(Saved data entries)
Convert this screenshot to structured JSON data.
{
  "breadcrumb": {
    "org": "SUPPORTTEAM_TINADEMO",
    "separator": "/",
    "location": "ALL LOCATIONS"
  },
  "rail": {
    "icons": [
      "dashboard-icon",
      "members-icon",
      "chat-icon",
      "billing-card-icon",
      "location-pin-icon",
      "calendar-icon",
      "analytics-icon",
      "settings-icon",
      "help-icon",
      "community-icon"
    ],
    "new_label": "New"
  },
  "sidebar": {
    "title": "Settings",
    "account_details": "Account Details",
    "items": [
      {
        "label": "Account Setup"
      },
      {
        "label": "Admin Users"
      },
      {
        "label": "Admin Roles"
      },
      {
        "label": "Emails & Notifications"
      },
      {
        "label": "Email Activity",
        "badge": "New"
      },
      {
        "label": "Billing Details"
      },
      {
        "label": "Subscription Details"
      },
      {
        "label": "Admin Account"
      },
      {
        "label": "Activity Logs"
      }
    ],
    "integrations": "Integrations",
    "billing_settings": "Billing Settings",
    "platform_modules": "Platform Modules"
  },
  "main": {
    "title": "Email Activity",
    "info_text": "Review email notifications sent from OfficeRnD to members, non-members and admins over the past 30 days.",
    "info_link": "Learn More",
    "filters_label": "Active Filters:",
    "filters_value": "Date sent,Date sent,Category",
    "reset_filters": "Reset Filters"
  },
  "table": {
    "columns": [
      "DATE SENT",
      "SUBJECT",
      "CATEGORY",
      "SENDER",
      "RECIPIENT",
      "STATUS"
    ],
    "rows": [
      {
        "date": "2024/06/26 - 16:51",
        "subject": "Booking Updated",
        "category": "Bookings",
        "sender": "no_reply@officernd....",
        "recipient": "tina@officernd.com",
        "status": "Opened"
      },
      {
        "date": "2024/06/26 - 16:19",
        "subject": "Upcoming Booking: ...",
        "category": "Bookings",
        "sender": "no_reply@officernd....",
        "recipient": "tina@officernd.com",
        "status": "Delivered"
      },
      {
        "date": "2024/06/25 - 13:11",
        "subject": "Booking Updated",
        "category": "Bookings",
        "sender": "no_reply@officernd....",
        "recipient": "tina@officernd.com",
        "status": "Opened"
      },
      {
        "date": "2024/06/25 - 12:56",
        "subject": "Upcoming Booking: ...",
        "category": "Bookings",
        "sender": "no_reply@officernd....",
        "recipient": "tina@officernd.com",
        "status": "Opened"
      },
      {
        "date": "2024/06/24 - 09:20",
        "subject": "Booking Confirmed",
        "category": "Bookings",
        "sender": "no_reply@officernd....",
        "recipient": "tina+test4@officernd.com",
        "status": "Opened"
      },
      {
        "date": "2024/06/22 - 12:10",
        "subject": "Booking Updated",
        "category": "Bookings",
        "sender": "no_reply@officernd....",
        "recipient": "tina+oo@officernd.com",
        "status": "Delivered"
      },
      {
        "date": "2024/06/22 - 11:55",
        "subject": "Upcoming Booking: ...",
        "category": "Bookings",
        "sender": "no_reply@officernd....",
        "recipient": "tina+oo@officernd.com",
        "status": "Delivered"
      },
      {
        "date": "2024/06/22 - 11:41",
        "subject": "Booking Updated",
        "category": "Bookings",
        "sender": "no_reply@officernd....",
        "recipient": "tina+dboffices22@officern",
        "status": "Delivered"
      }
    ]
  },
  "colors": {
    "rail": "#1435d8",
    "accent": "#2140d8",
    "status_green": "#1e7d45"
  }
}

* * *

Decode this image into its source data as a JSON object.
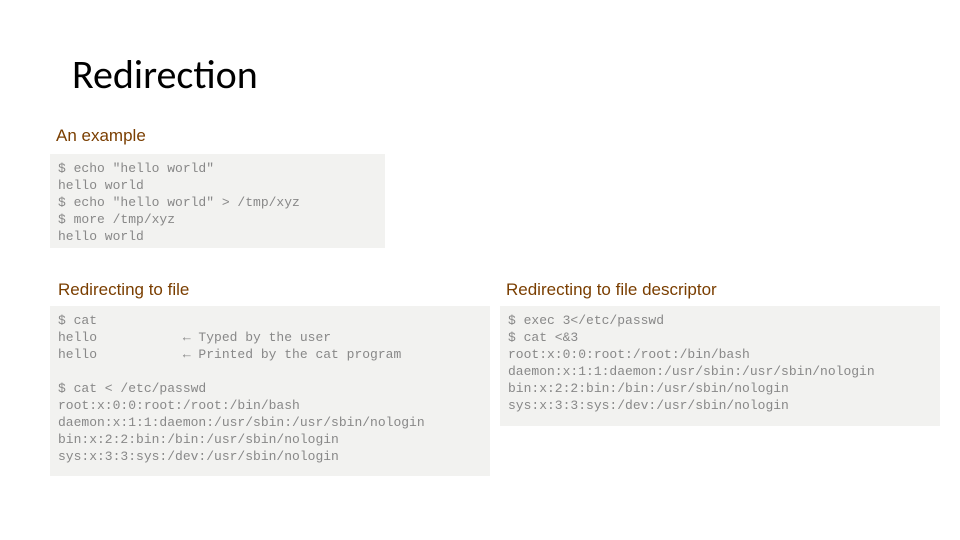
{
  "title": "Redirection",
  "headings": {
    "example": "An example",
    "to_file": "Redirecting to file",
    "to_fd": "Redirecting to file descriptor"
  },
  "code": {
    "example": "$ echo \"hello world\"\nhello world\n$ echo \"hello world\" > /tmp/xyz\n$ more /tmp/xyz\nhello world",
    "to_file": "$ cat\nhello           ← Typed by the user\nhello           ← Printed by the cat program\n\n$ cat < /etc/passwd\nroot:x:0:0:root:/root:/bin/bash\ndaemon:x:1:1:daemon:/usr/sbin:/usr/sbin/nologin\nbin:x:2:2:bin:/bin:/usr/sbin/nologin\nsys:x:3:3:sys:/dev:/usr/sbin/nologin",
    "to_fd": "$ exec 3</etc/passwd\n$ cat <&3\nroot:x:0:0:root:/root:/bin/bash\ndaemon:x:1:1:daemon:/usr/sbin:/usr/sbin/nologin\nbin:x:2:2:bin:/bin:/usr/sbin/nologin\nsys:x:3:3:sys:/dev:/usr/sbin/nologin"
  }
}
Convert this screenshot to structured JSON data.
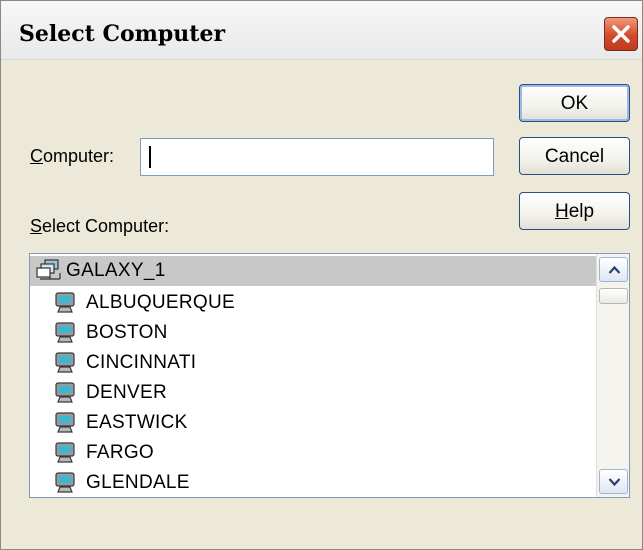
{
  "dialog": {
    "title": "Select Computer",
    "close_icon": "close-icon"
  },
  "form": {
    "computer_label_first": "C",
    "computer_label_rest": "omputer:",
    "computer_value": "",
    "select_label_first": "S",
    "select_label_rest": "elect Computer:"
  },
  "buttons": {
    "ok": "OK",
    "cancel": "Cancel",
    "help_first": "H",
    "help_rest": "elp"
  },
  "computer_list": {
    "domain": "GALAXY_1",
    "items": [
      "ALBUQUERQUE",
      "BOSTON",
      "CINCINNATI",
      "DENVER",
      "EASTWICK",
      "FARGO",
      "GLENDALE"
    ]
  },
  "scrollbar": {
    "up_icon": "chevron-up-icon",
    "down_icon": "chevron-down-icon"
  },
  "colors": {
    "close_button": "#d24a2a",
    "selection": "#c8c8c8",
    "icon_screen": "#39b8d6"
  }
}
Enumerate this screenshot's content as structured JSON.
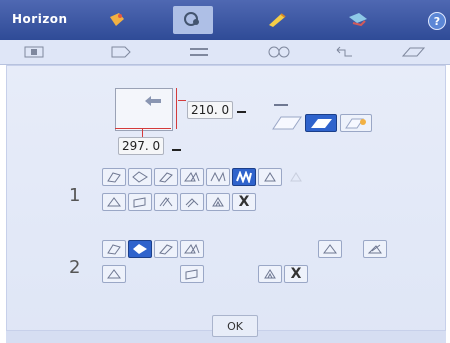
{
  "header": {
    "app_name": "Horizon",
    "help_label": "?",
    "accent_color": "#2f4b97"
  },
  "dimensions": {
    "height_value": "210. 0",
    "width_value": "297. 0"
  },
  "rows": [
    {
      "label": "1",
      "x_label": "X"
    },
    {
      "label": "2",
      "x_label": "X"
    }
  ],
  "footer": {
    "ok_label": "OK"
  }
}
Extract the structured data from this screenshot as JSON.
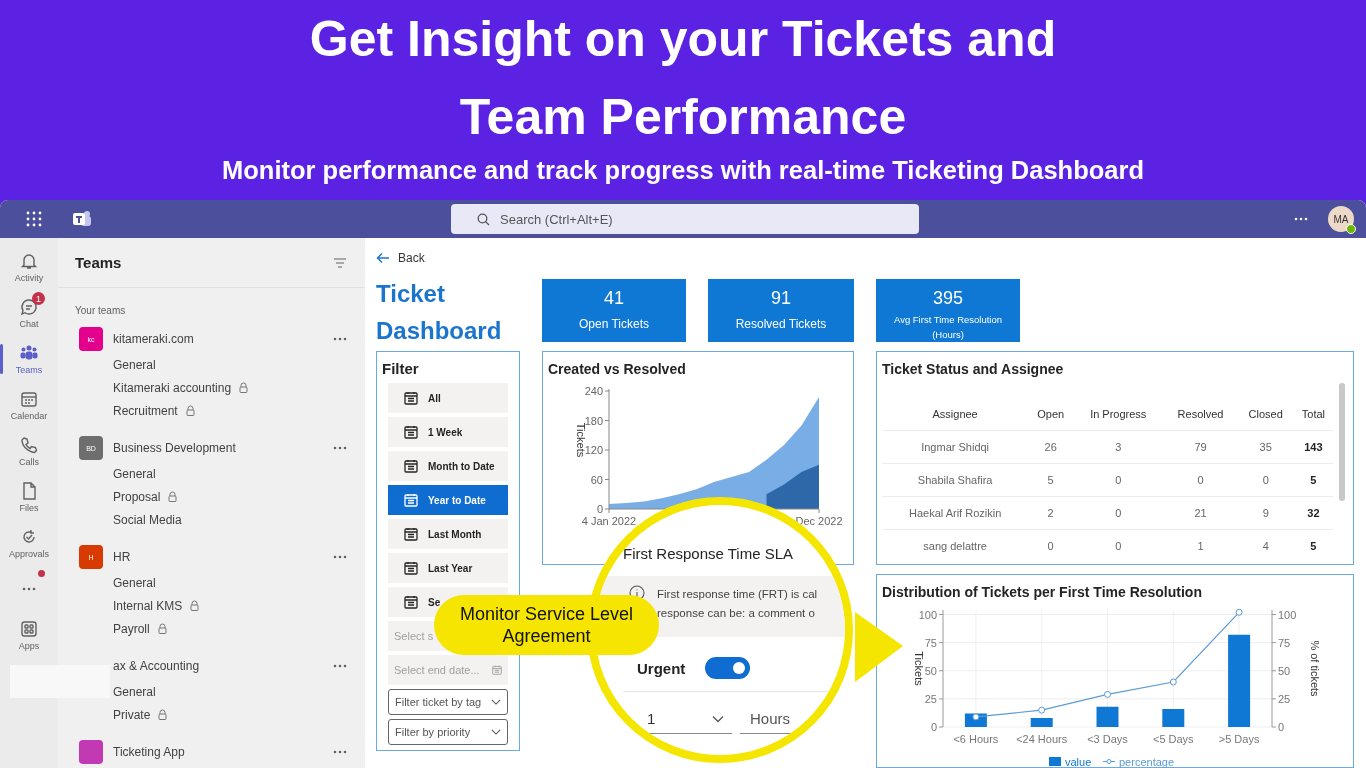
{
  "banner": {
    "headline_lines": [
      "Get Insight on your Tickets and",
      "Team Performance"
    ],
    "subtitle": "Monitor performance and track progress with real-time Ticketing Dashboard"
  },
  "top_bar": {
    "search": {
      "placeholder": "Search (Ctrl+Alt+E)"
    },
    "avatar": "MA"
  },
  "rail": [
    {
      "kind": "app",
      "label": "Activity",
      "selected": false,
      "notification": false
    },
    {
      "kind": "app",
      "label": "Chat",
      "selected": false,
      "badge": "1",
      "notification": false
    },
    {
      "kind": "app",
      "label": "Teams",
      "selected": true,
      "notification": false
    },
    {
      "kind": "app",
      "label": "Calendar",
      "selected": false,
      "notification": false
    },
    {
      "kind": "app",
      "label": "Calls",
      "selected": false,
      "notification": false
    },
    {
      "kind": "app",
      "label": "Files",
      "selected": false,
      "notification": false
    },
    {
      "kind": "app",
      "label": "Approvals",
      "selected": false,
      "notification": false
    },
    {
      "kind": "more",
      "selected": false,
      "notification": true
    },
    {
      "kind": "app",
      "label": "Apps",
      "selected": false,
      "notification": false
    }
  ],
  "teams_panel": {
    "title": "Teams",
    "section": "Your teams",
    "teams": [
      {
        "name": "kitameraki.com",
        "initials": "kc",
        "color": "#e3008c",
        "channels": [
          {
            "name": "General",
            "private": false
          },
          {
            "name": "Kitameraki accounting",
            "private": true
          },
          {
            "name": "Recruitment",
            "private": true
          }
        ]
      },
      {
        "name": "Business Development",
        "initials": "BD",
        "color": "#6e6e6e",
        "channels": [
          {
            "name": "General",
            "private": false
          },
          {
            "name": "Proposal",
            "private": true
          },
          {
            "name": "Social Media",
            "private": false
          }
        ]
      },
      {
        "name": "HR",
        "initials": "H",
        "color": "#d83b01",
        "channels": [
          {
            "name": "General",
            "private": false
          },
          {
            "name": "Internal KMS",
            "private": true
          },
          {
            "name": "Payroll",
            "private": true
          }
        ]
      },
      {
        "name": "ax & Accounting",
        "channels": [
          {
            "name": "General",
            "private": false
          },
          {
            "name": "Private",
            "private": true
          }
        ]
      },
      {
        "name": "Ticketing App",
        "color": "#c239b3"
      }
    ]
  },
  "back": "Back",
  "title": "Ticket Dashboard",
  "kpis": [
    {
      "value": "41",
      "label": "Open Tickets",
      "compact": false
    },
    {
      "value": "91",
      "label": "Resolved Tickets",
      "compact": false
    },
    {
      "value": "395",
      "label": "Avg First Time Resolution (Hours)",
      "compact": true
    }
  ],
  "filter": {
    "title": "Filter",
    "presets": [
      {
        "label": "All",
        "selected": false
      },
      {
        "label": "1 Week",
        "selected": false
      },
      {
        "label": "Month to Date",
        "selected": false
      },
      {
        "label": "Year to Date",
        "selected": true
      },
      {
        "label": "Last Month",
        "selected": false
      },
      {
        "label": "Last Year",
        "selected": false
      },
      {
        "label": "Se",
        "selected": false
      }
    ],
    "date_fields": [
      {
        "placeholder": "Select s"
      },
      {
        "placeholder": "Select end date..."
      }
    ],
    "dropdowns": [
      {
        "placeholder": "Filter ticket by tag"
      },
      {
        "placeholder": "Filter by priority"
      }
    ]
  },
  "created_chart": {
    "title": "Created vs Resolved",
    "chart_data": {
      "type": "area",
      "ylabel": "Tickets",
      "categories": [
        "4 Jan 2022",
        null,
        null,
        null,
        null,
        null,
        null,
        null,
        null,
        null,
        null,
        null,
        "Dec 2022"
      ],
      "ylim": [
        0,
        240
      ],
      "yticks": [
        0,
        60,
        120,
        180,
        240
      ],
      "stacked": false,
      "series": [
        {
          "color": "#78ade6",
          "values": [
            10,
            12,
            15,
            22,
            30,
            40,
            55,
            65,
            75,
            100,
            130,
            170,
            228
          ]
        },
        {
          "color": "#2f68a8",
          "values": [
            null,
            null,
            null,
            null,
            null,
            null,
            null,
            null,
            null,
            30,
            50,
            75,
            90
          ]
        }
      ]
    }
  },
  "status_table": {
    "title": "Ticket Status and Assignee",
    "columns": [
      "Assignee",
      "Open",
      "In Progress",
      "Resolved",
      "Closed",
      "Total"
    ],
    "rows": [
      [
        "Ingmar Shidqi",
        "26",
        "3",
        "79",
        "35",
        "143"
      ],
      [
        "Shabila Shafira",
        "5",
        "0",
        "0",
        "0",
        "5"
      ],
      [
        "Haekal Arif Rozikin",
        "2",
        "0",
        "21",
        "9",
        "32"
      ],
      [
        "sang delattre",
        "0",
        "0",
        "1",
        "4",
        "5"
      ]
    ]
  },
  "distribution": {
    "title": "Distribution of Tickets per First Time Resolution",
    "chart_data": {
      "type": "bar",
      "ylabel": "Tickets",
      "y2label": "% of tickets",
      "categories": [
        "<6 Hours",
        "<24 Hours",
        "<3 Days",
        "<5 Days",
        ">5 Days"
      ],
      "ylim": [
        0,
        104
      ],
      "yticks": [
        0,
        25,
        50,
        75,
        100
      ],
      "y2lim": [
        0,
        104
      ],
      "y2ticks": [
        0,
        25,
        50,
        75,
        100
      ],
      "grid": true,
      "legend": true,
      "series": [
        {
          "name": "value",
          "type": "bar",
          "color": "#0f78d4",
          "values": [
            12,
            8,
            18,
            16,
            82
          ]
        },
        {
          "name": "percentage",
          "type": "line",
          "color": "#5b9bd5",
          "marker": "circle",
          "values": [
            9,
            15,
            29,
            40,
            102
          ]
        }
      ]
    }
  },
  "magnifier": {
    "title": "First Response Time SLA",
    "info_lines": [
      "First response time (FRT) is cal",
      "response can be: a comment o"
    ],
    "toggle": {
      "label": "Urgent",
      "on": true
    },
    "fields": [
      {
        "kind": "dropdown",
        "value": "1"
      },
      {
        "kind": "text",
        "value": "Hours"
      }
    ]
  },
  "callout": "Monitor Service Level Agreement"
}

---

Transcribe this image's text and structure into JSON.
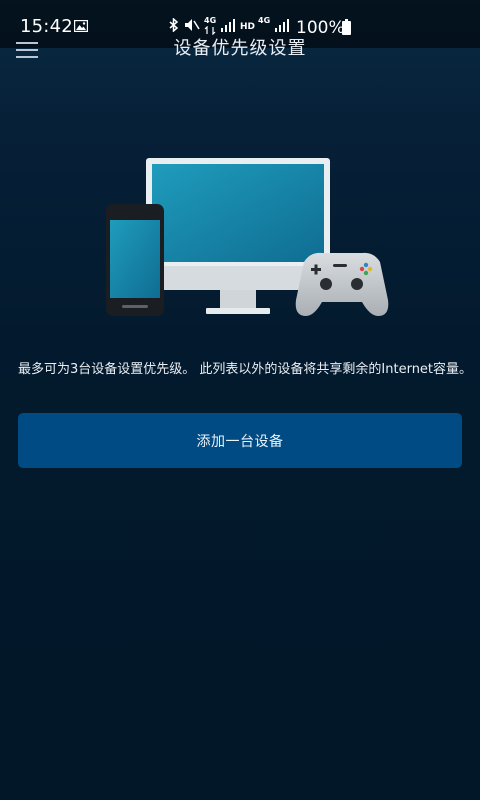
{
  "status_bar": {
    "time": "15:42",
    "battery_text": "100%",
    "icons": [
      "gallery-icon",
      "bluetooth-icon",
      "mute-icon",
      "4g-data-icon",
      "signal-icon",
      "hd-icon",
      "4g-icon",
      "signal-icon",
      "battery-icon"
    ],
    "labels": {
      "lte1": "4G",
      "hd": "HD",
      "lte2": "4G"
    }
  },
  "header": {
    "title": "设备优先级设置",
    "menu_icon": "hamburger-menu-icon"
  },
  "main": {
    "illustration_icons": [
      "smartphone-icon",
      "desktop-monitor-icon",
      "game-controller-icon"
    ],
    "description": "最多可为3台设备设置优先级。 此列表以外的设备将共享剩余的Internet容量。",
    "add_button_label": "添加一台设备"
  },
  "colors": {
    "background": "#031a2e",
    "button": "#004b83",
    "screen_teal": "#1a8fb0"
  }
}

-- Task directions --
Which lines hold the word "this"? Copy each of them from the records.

-- Exercise answer --
Convert this screenshot to structured JSON data.
Decode this image into its source data as a JSON object.
Convert this screenshot to structured JSON data.
Enumerate this screenshot's content as structured JSON.
Extract the structured data from this screenshot as JSON.
Transcribe this image's text and structure into JSON.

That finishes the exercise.